What they need as support is Teachers who can use their creativity to find ways of facilitating joy in their learning and who believe them to be capable of doing it. Teaching is a dynamic and creative art. Our teachers are nowadays taught to produce kids fit for the workplace – who haven’t the slightest idea of who they are or what they actually like. Even at a primary school level the kids are taught to pass tests, neatly put into little boxes according the their results and there they stay. Rather than teaching them how to learn, and the joy & fun of perpetual learning, as much about themselves as anything else, or stimulating and nurturing their natural curiosity – instead they are channelling down the narrow funnel of doom some quill driver in the department of education dictates. With a vie to the health of the economy rather than the health of the individual.
The thirst for knowledge doesn’t stop at the end of a university education or at the end of school – our dreams and aspirations change all the time as we come into our being – learning is a perpetual state, it goes on until we are no more.
When I was teaching people to teach in FE in the 1980’s the concept of ‘Lifelong Learning’ was all the rage. The conventional wisdom these days seems to be that school (and maybe university) is the only place where you learn, then you go to work, doing things to make a lot of money for other people, the Bezos & Moggs of the world – the kind of thing I spent my lifelong learning diligently escaping from.
Pat thought my idea of giving kids a sabbatical till the Plague dies down was a non-starter because of lack of proper childcare which ‘means that parents’ career or income streams are also put on hold for a year..’ Of course, it would require a complete rethink about what human life is about, a shifting around of resources in order for people to be able to take time out and not suffer financially – a dedication to the idea that there is a Better World. I well remember spending a good deal of time analysing and making a précis of The James Report (1972) for my less bothered colleagues which, amongst other exciting things, advocated a year’s sabbatical for every teacher every seven years. Such revolutionary ideas do not survive the conventional racket that goes on in capitalist brains. Nevertheless, I still look forward to The World Transformed even though part of me thinks that the planet is doomed.
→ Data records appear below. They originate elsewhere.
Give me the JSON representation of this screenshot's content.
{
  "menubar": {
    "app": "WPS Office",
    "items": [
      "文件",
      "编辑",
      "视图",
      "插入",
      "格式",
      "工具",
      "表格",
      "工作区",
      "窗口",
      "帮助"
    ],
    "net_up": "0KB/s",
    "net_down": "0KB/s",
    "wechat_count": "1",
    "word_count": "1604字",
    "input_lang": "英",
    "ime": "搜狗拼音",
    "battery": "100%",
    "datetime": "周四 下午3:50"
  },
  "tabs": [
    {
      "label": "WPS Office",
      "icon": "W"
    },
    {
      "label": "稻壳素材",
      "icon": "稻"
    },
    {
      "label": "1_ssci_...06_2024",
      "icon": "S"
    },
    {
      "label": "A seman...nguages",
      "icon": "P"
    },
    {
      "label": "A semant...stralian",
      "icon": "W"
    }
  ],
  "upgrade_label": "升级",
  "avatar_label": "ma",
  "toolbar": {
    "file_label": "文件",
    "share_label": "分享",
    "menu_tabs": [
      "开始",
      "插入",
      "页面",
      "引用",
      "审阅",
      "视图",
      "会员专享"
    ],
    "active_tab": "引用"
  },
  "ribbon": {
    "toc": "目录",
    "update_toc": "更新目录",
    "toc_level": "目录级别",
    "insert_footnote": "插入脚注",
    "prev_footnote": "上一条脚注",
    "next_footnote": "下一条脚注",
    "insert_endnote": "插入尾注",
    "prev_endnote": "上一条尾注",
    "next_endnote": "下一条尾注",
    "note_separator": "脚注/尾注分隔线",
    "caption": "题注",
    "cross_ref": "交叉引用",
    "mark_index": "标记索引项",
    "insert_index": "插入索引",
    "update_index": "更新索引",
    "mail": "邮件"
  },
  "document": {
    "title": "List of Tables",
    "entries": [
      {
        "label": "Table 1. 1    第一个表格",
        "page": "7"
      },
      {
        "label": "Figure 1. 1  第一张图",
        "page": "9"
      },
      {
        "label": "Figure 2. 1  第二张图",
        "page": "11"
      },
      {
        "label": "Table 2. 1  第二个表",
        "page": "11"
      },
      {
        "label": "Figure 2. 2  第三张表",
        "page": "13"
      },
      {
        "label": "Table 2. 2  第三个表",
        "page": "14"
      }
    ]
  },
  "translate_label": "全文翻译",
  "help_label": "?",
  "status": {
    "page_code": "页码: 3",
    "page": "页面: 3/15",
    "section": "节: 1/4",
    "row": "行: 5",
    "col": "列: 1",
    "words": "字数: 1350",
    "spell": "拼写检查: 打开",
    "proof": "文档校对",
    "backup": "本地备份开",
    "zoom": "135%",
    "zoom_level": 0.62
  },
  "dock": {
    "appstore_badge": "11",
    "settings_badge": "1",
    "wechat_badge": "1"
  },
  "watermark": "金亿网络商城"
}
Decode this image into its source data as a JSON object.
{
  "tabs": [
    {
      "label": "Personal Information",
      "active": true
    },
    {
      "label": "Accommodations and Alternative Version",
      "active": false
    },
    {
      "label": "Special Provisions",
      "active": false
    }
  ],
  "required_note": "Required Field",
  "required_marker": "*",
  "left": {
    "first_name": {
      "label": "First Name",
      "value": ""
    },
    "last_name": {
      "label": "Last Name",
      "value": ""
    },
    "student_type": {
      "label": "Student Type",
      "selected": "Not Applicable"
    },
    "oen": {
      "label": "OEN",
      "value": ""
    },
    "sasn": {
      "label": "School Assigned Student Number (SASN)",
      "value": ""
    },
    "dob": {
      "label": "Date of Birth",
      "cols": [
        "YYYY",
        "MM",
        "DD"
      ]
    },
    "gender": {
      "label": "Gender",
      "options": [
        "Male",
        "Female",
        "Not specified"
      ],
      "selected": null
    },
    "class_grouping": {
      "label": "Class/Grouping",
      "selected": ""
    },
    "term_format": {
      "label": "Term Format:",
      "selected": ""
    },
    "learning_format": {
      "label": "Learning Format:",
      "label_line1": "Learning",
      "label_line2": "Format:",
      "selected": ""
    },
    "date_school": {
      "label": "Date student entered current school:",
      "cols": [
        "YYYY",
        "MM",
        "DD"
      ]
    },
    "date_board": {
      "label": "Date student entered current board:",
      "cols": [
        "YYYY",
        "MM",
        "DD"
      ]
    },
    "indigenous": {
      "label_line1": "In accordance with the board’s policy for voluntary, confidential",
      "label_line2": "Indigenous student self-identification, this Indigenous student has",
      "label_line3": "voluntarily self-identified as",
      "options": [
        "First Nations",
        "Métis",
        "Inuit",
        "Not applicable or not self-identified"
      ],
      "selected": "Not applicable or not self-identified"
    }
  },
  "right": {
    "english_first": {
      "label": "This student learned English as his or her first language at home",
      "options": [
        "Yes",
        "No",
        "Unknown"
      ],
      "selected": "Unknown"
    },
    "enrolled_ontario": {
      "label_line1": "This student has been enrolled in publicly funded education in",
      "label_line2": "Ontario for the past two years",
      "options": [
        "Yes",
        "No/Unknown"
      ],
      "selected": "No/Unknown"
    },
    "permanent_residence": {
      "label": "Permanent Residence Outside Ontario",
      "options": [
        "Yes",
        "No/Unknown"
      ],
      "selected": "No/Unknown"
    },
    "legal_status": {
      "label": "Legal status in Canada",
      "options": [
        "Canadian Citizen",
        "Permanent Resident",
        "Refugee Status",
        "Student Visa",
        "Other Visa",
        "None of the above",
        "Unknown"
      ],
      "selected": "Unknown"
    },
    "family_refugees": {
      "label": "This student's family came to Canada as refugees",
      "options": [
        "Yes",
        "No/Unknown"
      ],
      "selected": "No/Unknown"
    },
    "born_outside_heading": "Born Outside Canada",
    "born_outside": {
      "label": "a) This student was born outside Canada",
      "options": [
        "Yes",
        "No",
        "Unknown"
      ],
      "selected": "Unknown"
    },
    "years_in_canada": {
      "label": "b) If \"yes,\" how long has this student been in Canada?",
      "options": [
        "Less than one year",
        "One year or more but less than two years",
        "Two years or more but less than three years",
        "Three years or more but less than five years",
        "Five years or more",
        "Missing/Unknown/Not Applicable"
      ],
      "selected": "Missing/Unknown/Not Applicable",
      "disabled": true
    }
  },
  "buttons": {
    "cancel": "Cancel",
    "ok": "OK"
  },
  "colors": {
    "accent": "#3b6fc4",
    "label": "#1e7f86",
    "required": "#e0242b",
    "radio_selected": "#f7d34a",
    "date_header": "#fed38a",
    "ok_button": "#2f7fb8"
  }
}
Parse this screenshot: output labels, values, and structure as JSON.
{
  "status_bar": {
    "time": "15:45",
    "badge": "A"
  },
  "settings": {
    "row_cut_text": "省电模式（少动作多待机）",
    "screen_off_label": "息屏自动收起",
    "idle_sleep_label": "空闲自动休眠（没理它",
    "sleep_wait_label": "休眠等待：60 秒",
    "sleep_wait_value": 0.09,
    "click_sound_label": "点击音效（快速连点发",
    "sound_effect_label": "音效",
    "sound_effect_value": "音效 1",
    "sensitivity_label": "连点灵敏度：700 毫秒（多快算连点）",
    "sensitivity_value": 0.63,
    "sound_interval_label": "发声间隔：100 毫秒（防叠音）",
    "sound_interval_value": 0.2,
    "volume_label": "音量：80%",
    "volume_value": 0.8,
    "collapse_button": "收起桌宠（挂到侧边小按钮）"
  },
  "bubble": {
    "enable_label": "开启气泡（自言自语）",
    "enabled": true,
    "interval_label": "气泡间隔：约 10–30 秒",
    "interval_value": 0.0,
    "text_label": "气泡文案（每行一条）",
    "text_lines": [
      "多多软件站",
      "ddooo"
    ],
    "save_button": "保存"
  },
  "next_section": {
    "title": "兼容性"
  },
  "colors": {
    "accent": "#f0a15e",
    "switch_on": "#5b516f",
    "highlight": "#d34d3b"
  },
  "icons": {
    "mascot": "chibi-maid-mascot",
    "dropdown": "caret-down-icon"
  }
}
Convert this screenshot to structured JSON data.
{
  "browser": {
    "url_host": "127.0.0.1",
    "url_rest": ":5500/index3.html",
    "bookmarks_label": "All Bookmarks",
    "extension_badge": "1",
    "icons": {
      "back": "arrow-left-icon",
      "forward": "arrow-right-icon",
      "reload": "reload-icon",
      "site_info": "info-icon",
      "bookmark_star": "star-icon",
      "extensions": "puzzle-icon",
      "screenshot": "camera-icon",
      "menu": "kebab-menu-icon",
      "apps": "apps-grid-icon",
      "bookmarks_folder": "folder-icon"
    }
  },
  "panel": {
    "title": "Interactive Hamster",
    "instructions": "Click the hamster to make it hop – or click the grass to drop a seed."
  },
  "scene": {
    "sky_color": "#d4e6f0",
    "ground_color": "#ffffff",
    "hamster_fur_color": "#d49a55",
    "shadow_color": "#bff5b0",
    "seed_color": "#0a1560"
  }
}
It requires a deep silence in the mind to provide the opportunity for it even to begin to allow new ideas to penetrate the neurons and wiffle across the synaptic gaps, And a daily banana.